In November 2018, CRS services were requested by community members to help mend tensions and strategize for joint solutions following reports that a police officer in southern Michigan was seen on body camera video striking a 13-year-old bi-racial boy with intellectual disabilities who was handcuffed in the back of a patrol car. After an investigation of the incident, the police officer involved was suspended and subsequently fired in February 2019. Media reports of the footage and details of the incident in early May 2019 created widespread police-community tensions.

Following the release of the footage, the family of the victim filed a multimillion-dollar civil lawsuit for alleged civil rights violations. Police-community tensions were again heightened as the local southern Michigan community subsequently organized a rally protesting police brutality.

In June 2019, CRS facilitated a discussion with concerned local community leaders including law enforcement officials and city officials. CRS provided best practices and resources, including identifying an expert in use of force policy. The community members agreed that the incident had been properly handled, citing the officer’s removal from the department.

Local city and law enforcement officials requested CRS services after the May 2018 arrest of a 29-year-old African American man with schizophrenia was captured on video and posted to social media. The man’s parents alleged that the video showed excessive use of force by law enforcement due to their son’s disabilities. Marion community members also expressed outrage over the incident. Local officials requested CRS’s services to facilitate dialogues on forming a new Police Advisory Commission, to provide mediation assistance, and to help the city reconstitute its Human Relations Commission.

In November 2018, CRS provided consulting assistance to the city and law enforcement officials on ways to improve police-community relations in the city following the alleged excessive use of force incident. In April 2019, CRS provided mediation services to law enforcement officials, law enforcement affinity organization officials, and a broad-based community organization made up of diverse civic leaders. CRS acted as a neutral third-party mediator throughout the process to facilitate problem-solving discussions and the development of documented agreements. In addition, CRS provided consulting assistance and best practices on reconstituting a Human Relations Commission by ordinance and information on communities facing similar issues for comparison.

In February 2018, concerned citizens in Macomb County, Michigan, alerted CRS to increased tensions in the community following several incidents of alleged abuse of adults and children on the basis of their disabilities. In one instance, a teacher at a local, special needs school allegedly verbally abused two non-verbal, autistic children. A few weeks later, CRS became aware of allegations that employees at a local grocery store harassed a 23-year old autistic man.

CRS began facilitating dialogues hosted by Macomb Arc, a local disability rights organization, and formed a planning group with other local organizations and city, county, law enforcement, and school district officials. With CRS’s assistance, the planning group organized a forum on disabilities for service providers to address the alleged incidents.

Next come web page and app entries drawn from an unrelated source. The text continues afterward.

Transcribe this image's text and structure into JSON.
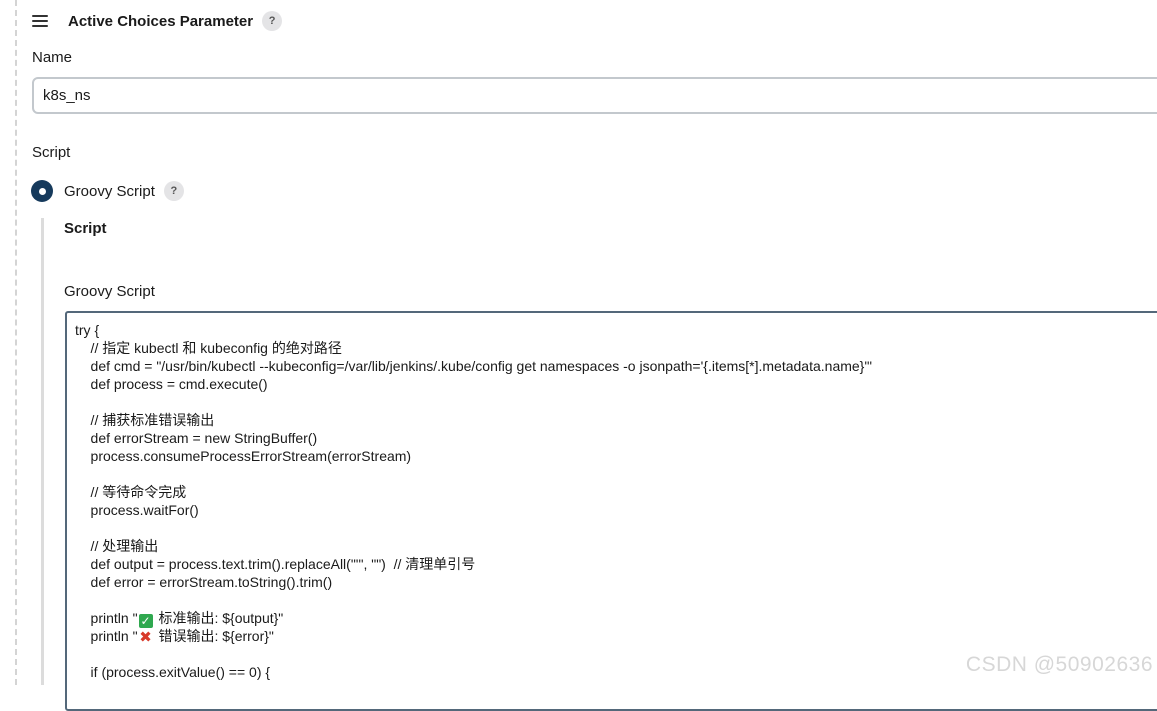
{
  "header": {
    "title": "Active Choices Parameter",
    "help_glyph": "?"
  },
  "name_field": {
    "label": "Name",
    "value": "k8s_ns"
  },
  "script_section": {
    "label": "Script",
    "radio_label": "Groovy Script",
    "radio_selected": true,
    "help_glyph": "?",
    "sub_title": "Script",
    "code_label": "Groovy Script"
  },
  "code": {
    "lines": [
      {
        "text": "try {"
      },
      {
        "text": "    // 指定 kubectl 和 kubeconfig 的绝对路径"
      },
      {
        "text": "    def cmd = \"/usr/bin/kubectl --kubeconfig=/var/lib/jenkins/.kube/config get namespaces -o jsonpath='{.items[*].metadata.name}'\""
      },
      {
        "text": "    def process = cmd.execute()"
      },
      {
        "text": ""
      },
      {
        "text": "    // 捕获标准错误输出"
      },
      {
        "text": "    def errorStream = new StringBuffer()"
      },
      {
        "text": "    process.consumeProcessErrorStream(errorStream)"
      },
      {
        "text": ""
      },
      {
        "text": "    // 等待命令完成"
      },
      {
        "text": "    process.waitFor()"
      },
      {
        "text": ""
      },
      {
        "text": "    // 处理输出"
      },
      {
        "text": "    def output = process.text.trim().replaceAll(\"'\", \"\")  // 清理单引号"
      },
      {
        "text": "    def error = errorStream.toString().trim()"
      },
      {
        "text": ""
      },
      {
        "prefix": "    println \"",
        "icon": "check-mark-emoji",
        "suffix": " 标准输出: ${output}\""
      },
      {
        "prefix": "    println \"",
        "icon": "cross-mark-emoji",
        "suffix": " 错误输出: ${error}\""
      },
      {
        "text": ""
      },
      {
        "text": "    if (process.exitValue() == 0) {"
      }
    ]
  },
  "icons": {
    "drag_handle": "hamburger-menu-icon",
    "check": "✓",
    "cross": "✖"
  },
  "colors": {
    "radio_selected": "#163a5c",
    "code_border": "#54687a",
    "input_border": "#c3c8cd"
  },
  "watermark": "CSDN @50902636"
}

In March 2018, Macomb Arc hosted the forum, attended by 30 individuals, which included presentations by the U.S. Attorney's Office for the Eastern District of Michigan's Civil Rights Unit and state civil rights officials. Forum participants agreed to continue meeting more frequently and increase communication between their agencies.


Resources for You

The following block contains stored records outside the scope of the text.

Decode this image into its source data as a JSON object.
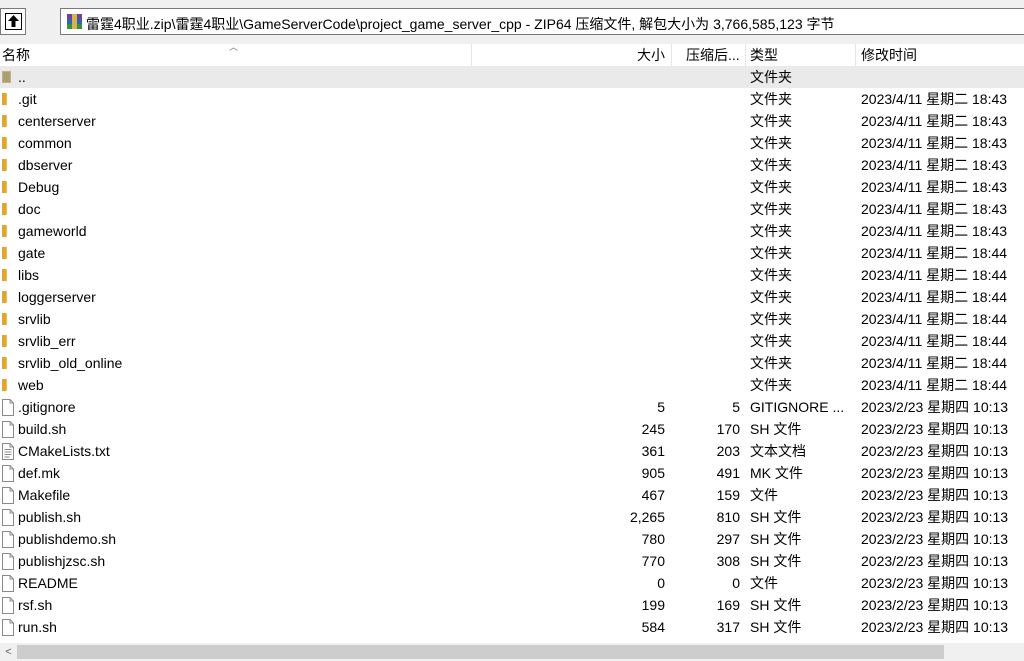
{
  "address_bar": {
    "path": "雷霆4职业.zip\\雷霆4职业\\GameServerCode\\project_game_server_cpp - ZIP64 压缩文件, 解包大小为 3,766,585,123 字节"
  },
  "columns": {
    "name": "名称",
    "size": "大小",
    "packed": "压缩后...",
    "type": "类型",
    "modified": "修改时间"
  },
  "colors": {
    "folder": "#f5c04a",
    "selected_row": "#eaeaea"
  },
  "rows": [
    {
      "icon": "parent-folder-icon",
      "name": "..",
      "size": "",
      "packed": "",
      "type": "文件夹",
      "modified": ""
    },
    {
      "icon": "folder-icon",
      "name": ".git",
      "size": "",
      "packed": "",
      "type": "文件夹",
      "modified": "2023/4/11 星期二 18:43"
    },
    {
      "icon": "folder-icon",
      "name": "centerserver",
      "size": "",
      "packed": "",
      "type": "文件夹",
      "modified": "2023/4/11 星期二 18:43"
    },
    {
      "icon": "folder-icon",
      "name": "common",
      "size": "",
      "packed": "",
      "type": "文件夹",
      "modified": "2023/4/11 星期二 18:43"
    },
    {
      "icon": "folder-icon",
      "name": "dbserver",
      "size": "",
      "packed": "",
      "type": "文件夹",
      "modified": "2023/4/11 星期二 18:43"
    },
    {
      "icon": "folder-icon",
      "name": "Debug",
      "size": "",
      "packed": "",
      "type": "文件夹",
      "modified": "2023/4/11 星期二 18:43"
    },
    {
      "icon": "folder-icon",
      "name": "doc",
      "size": "",
      "packed": "",
      "type": "文件夹",
      "modified": "2023/4/11 星期二 18:43"
    },
    {
      "icon": "folder-icon",
      "name": "gameworld",
      "size": "",
      "packed": "",
      "type": "文件夹",
      "modified": "2023/4/11 星期二 18:43"
    },
    {
      "icon": "folder-icon",
      "name": "gate",
      "size": "",
      "packed": "",
      "type": "文件夹",
      "modified": "2023/4/11 星期二 18:44"
    },
    {
      "icon": "folder-icon",
      "name": "libs",
      "size": "",
      "packed": "",
      "type": "文件夹",
      "modified": "2023/4/11 星期二 18:44"
    },
    {
      "icon": "folder-icon",
      "name": "loggerserver",
      "size": "",
      "packed": "",
      "type": "文件夹",
      "modified": "2023/4/11 星期二 18:44"
    },
    {
      "icon": "folder-icon",
      "name": "srvlib",
      "size": "",
      "packed": "",
      "type": "文件夹",
      "modified": "2023/4/11 星期二 18:44"
    },
    {
      "icon": "folder-icon",
      "name": "srvlib_err",
      "size": "",
      "packed": "",
      "type": "文件夹",
      "modified": "2023/4/11 星期二 18:44"
    },
    {
      "icon": "folder-icon",
      "name": "srvlib_old_online",
      "size": "",
      "packed": "",
      "type": "文件夹",
      "modified": "2023/4/11 星期二 18:44"
    },
    {
      "icon": "folder-icon",
      "name": "web",
      "size": "",
      "packed": "",
      "type": "文件夹",
      "modified": "2023/4/11 星期二 18:44"
    },
    {
      "icon": "file-icon",
      "name": ".gitignore",
      "size": "5",
      "packed": "5",
      "type": "GITIGNORE ...",
      "modified": "2023/2/23 星期四 10:13"
    },
    {
      "icon": "file-icon",
      "name": "build.sh",
      "size": "245",
      "packed": "170",
      "type": "SH 文件",
      "modified": "2023/2/23 星期四 10:13"
    },
    {
      "icon": "text-file-icon",
      "name": "CMakeLists.txt",
      "size": "361",
      "packed": "203",
      "type": "文本文档",
      "modified": "2023/2/23 星期四 10:13"
    },
    {
      "icon": "file-icon",
      "name": "def.mk",
      "size": "905",
      "packed": "491",
      "type": "MK 文件",
      "modified": "2023/2/23 星期四 10:13"
    },
    {
      "icon": "file-icon",
      "name": "Makefile",
      "size": "467",
      "packed": "159",
      "type": "文件",
      "modified": "2023/2/23 星期四 10:13"
    },
    {
      "icon": "file-icon",
      "name": "publish.sh",
      "size": "2,265",
      "packed": "810",
      "type": "SH 文件",
      "modified": "2023/2/23 星期四 10:13"
    },
    {
      "icon": "file-icon",
      "name": "publishdemo.sh",
      "size": "780",
      "packed": "297",
      "type": "SH 文件",
      "modified": "2023/2/23 星期四 10:13"
    },
    {
      "icon": "file-icon",
      "name": "publishjzsc.sh",
      "size": "770",
      "packed": "308",
      "type": "SH 文件",
      "modified": "2023/2/23 星期四 10:13"
    },
    {
      "icon": "file-icon",
      "name": "README",
      "size": "0",
      "packed": "0",
      "type": "文件",
      "modified": "2023/2/23 星期四 10:13"
    },
    {
      "icon": "file-icon",
      "name": "rsf.sh",
      "size": "199",
      "packed": "169",
      "type": "SH 文件",
      "modified": "2023/2/23 星期四 10:13"
    },
    {
      "icon": "file-icon",
      "name": "run.sh",
      "size": "584",
      "packed": "317",
      "type": "SH 文件",
      "modified": "2023/2/23 星期四 10:13"
    }
  ]
}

Addressing Conflict Based on Disability (PDF)

School-Student Problem Identification and Resolution of Issues Together (School-SPIRIT) (PDF)

City-Site Problem Identification and Resolution of Issues Together (City-SPIRIT) (PDF)

Strengthening Police and Community Partnerships (SPCP) (PDF)

Bias Incidents and Hate Crimes Forum (PDF)

Campus-Site Problem Identification and Resolution of Issues Together (Campus-SPIRIT) (PDF)

Facilitating Meetings Around Community Conflict (PDF)

Bias Incidents and Hate Crimes Forum Facilitator Guide for Community Leaders  (PDF)

Police-Community Relations Toolkit: Guide to Critical Issues in Policing  (PDF)

Additional Resources and Informational Videos

Updated December 27, 2023